**Records provided:**

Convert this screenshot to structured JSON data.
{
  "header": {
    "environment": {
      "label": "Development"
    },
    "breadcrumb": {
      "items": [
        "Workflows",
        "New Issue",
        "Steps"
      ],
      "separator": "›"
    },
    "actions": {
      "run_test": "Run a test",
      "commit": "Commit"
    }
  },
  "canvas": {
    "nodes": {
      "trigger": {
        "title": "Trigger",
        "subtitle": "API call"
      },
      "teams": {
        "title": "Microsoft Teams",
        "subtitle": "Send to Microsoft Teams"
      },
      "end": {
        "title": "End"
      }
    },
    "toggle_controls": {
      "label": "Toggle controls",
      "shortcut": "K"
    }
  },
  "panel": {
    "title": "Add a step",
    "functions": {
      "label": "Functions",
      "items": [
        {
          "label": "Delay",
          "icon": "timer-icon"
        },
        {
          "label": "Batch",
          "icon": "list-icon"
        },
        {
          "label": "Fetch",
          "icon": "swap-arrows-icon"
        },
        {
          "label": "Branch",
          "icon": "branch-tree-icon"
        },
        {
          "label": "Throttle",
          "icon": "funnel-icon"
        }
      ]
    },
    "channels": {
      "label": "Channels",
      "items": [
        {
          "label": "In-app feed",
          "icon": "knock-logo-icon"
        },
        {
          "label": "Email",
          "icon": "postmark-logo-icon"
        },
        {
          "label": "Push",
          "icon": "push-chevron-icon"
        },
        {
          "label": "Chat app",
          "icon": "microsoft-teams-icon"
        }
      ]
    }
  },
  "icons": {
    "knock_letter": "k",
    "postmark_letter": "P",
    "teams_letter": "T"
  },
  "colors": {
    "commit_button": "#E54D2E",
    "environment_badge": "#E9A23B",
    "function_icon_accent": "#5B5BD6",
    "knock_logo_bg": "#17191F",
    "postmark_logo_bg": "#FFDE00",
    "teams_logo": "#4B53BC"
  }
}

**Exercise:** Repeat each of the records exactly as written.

**Solution to this task:**
Convert this screenshot to structured JSON data.
{
  "header": {
    "environment": {
      "label": "Development"
    },
    "breadcrumb": {
      "items": [
        "Workflows",
        "New Issue",
        "Steps"
      ],
      "separator": "›"
    },
    "actions": {
      "run_test": "Run a test",
      "commit": "Commit"
    }
  },
  "canvas": {
    "nodes": {
      "trigger": {
        "title": "Trigger",
        "subtitle": "API call"
      },
      "teams": {
        "title": "Microsoft Teams",
        "subtitle": "Send to Microsoft Teams"
      },
      "end": {
        "title": "End"
      }
    },
    "toggle_controls": {
      "label": "Toggle controls",
      "shortcut": "K"
    }
  },
  "panel": {
    "title": "Add a step",
    "functions": {
      "label": "Functions",
      "items": [
        {
          "label": "Delay",
          "icon": "timer-icon"
        },
        {
          "label": "Batch",
          "icon": "list-icon"
        },
        {
          "label": "Fetch",
          "icon": "swap-arrows-icon"
        },
        {
          "label": "Branch",
          "icon": "branch-tree-icon"
        },
        {
          "label": "Throttle",
          "icon": "funnel-icon"
        }
      ]
    },
    "channels": {
      "label": "Channels",
      "items": [
        {
          "label": "In-app feed",
          "icon": "knock-logo-icon"
        },
        {
          "label": "Email",
          "icon": "postmark-logo-icon"
        },
        {
          "label": "Push",
          "icon": "push-chevron-icon"
        },
        {
          "label": "Chat app",
          "icon": "microsoft-teams-icon"
        }
      ]
    }
  },
  "icons": {
    "knock_letter": "k",
    "postmark_letter": "P",
    "teams_letter": "T"
  },
  "colors": {
    "commit_button": "#E54D2E",
    "environment_badge": "#E9A23B",
    "function_icon_accent": "#5B5BD6",
    "knock_logo_bg": "#17191F",
    "postmark_logo_bg": "#FFDE00",
    "teams_logo": "#4B53BC"
  }
}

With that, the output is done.